A return to elegance for autumn. Beautifully cut shapes, the finest detail and stand-out decoration made this a Paris haute couture season to remember. The last show, Valentino, summed up the best of this showcase, but other clear-sighted displays, especially Givenchy, Dior, Chanel and Maison Margiela, featured ideas that will resonate far outside this rarefied enclave.
At Givenchy, British designer Clare Waight Keller was inspired by the house founder’s workroom and archives; Dior’s Maria Grazia Chiuri showed surrounded by the white toiles of clients’ dresses; at Maison Margiela, the brand that pioneered deconstruction, John Galliano daringly showed the inner structure of dresses and coats in recycled and unwanted materials under transparent over-layers including an X-ray of the outfit, while Jean-Paul Gaultier referenced his famous trouser suits for tuxedos that rock. At Valentino, grandly cut evening wear had regal appeal.
Leopards and tigers are couture favourites; now they roar back with 1980s glamour, in super-short mode at Dundas, with little, lace-trimmed shorts for practicality; slinky, longline and sequinned at Alexandre Vauthier; and surreally suited and masked or sweetly full-skirted at Schiaparelli.
The art of fine draping is as exacting as more spectacular couture crafts, resulting in clothes of unparalleled lightness; in barely there nude tulle and chiffon at Dior; in warrior goddess, metal breastplate style at Givenchy; on glorious cowl backs at Valentino, in gentle spring greens at Alexis Mabille; and, at Maison Rabih Kayrouz, even for daywear, on knotted-over tops and jackets.
Volume has been big news (and still is) but couture’s precision work is creating a fresher, slim, longline silhouette.
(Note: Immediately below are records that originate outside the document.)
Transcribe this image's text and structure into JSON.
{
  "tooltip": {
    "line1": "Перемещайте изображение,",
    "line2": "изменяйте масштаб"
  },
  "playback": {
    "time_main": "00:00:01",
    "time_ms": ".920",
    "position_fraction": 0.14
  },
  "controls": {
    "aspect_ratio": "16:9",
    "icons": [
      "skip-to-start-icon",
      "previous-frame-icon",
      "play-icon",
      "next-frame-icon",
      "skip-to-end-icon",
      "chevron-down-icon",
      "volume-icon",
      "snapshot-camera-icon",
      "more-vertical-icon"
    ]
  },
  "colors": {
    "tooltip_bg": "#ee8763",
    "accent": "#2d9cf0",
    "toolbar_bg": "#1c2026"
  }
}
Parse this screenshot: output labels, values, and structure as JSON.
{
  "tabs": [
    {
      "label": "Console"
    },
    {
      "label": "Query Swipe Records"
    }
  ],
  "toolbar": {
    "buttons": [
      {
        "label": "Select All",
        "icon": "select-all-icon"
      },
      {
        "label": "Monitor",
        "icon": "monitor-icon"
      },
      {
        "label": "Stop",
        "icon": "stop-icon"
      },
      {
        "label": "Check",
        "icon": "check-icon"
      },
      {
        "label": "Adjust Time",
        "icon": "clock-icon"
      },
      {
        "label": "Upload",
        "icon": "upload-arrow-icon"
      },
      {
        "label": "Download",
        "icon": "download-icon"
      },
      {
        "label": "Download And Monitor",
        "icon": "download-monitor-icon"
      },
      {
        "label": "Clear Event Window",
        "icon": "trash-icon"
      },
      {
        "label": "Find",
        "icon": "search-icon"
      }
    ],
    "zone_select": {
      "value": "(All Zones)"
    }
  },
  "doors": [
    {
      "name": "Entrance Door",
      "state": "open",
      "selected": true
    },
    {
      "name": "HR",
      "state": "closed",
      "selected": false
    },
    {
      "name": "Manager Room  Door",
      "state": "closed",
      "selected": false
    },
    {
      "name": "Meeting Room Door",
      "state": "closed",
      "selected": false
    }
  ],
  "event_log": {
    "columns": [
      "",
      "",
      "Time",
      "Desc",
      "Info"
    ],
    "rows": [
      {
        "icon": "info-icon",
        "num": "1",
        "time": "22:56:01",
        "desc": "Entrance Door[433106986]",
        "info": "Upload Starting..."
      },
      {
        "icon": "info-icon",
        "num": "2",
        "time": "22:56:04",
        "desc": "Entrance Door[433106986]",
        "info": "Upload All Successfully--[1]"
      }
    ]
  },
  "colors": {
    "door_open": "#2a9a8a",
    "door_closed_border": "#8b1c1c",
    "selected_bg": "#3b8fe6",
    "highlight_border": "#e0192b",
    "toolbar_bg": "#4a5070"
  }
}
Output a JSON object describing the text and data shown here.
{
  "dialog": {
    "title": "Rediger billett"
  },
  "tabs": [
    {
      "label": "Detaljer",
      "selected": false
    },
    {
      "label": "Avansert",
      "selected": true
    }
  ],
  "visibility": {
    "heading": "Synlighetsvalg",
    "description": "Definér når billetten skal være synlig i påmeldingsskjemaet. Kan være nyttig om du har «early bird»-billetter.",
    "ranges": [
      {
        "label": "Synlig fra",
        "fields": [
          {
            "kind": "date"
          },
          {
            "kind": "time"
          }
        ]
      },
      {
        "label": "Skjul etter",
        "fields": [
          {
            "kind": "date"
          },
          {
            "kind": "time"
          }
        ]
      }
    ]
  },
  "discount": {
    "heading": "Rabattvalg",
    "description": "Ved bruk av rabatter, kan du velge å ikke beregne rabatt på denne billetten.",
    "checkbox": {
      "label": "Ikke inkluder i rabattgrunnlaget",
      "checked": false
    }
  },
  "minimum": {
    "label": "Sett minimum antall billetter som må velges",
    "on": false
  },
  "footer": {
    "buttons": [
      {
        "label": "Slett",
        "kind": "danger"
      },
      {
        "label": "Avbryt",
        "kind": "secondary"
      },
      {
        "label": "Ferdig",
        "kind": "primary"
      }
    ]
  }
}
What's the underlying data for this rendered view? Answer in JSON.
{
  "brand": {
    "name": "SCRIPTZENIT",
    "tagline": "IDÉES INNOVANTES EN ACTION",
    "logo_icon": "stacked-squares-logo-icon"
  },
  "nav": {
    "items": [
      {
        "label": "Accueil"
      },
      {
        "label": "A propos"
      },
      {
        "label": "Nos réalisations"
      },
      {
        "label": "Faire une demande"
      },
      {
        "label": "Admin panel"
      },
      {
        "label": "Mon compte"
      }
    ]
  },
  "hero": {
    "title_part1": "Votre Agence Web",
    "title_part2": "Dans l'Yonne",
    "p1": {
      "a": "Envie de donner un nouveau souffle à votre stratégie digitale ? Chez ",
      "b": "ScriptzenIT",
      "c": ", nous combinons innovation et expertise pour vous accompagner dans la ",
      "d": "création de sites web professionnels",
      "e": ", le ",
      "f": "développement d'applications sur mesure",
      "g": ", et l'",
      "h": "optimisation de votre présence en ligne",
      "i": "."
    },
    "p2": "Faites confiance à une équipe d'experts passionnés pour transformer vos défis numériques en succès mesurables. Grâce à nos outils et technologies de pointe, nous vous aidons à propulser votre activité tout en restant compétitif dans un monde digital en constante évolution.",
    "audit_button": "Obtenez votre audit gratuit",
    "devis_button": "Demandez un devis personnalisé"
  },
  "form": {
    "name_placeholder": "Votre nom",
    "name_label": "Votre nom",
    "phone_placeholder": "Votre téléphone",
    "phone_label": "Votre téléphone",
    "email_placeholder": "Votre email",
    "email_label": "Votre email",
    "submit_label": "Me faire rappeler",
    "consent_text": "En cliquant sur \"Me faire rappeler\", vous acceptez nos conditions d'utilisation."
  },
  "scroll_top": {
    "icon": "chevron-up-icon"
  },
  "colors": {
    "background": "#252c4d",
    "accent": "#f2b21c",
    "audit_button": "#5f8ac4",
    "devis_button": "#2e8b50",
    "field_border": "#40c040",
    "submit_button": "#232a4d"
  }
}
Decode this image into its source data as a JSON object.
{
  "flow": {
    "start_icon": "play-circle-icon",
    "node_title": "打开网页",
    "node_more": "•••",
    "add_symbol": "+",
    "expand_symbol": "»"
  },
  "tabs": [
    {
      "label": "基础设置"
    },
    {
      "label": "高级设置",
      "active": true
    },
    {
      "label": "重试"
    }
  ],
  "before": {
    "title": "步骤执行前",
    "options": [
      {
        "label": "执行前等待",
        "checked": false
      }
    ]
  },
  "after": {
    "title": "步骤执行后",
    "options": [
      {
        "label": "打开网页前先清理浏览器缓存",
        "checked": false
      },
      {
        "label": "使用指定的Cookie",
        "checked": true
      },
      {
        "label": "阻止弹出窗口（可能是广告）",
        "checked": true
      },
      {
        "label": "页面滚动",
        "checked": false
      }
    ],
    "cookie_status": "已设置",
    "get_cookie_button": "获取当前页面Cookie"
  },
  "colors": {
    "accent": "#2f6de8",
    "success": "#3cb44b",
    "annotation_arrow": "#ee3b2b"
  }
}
It’s even in tweed at Chanel with zips on skirts and sleeves to make movement easier; beautifully tailored and sinuous in wool or black velvet at Armani Privé; in slender dresses to contrast with wide capes at Valentino; in modest belted dresses at Dior; and in almost hobble form at Maison Margiela.
Couture embellishment encompasses many crafts – Valentino even listed how many hours of beading, embroidery or appliqué each outfit took (nearly 2,000 hours was the most). Delicate beading and embroidery, often on lace or velvet, was seen at Lebanese designers Elie Saab, Rami Kadi and Zuhair Murad, and from London-based Ralph & Russo, while it led to tweed and mosaic effects at Chanel.
Feathers adorned capes at Armani Privé and Gaultier, and ballgowns at Valentino, while finely pleated ruffles decorated Viktor&Rolf’s all-white retrospective in celebration of its new bridal collection.